Component data from apps and pages
● ● ● ● ●

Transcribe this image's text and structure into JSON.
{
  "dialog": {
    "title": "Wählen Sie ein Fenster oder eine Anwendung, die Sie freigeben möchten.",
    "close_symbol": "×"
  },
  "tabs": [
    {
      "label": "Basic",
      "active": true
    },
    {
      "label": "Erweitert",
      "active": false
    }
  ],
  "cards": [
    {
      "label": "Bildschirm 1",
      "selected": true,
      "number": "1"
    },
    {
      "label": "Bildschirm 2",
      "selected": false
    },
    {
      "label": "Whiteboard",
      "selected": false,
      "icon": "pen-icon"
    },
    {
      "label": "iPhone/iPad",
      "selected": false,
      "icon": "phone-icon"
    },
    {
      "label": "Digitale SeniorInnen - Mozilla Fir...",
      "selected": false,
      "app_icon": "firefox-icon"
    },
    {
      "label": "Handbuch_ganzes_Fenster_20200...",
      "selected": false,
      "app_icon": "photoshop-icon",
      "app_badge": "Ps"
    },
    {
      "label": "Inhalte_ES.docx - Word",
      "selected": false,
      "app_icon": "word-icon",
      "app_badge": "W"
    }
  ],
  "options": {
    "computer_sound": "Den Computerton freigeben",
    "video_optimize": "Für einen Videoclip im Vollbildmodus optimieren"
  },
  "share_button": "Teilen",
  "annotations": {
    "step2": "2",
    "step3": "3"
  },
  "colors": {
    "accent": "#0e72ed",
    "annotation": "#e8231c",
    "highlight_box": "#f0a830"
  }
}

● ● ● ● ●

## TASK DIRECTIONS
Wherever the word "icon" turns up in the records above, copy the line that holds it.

## PROBLEM SOLUTION
      "icon": "pen-icon"
      "icon": "phone-icon"
      "app_icon": "firefox-icon"
      "app_icon": "photoshop-icon",
      "app_icon": "word-icon",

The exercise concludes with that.